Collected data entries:
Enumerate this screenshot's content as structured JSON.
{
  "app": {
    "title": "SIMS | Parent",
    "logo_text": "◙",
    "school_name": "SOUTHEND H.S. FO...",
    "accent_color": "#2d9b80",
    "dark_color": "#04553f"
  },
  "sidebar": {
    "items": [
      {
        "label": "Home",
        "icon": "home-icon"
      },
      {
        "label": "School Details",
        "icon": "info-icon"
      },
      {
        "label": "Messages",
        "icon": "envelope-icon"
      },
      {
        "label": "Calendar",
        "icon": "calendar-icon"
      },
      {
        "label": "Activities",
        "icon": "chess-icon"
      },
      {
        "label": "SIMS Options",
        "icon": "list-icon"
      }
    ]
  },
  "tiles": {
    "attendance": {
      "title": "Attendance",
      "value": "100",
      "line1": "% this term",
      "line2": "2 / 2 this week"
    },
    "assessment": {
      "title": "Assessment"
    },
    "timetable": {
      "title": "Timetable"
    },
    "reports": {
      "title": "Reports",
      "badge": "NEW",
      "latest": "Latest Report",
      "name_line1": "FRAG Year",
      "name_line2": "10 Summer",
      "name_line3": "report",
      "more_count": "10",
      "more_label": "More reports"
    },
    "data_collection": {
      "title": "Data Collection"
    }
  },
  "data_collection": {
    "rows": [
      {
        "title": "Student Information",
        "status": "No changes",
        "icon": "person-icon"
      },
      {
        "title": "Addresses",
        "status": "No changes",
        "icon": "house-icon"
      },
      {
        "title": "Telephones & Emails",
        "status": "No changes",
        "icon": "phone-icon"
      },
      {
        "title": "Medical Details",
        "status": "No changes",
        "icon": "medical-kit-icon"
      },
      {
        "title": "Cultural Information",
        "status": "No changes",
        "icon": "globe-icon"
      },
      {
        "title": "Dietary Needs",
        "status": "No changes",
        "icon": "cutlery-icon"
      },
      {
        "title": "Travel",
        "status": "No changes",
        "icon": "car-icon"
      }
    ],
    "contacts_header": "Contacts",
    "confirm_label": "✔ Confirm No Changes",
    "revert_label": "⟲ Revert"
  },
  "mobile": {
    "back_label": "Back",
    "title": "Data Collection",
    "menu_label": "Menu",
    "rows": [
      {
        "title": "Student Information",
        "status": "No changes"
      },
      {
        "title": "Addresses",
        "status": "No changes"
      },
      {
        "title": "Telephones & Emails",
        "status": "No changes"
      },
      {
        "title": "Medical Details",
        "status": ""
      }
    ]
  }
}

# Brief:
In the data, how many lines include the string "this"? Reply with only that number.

# Answer box:
3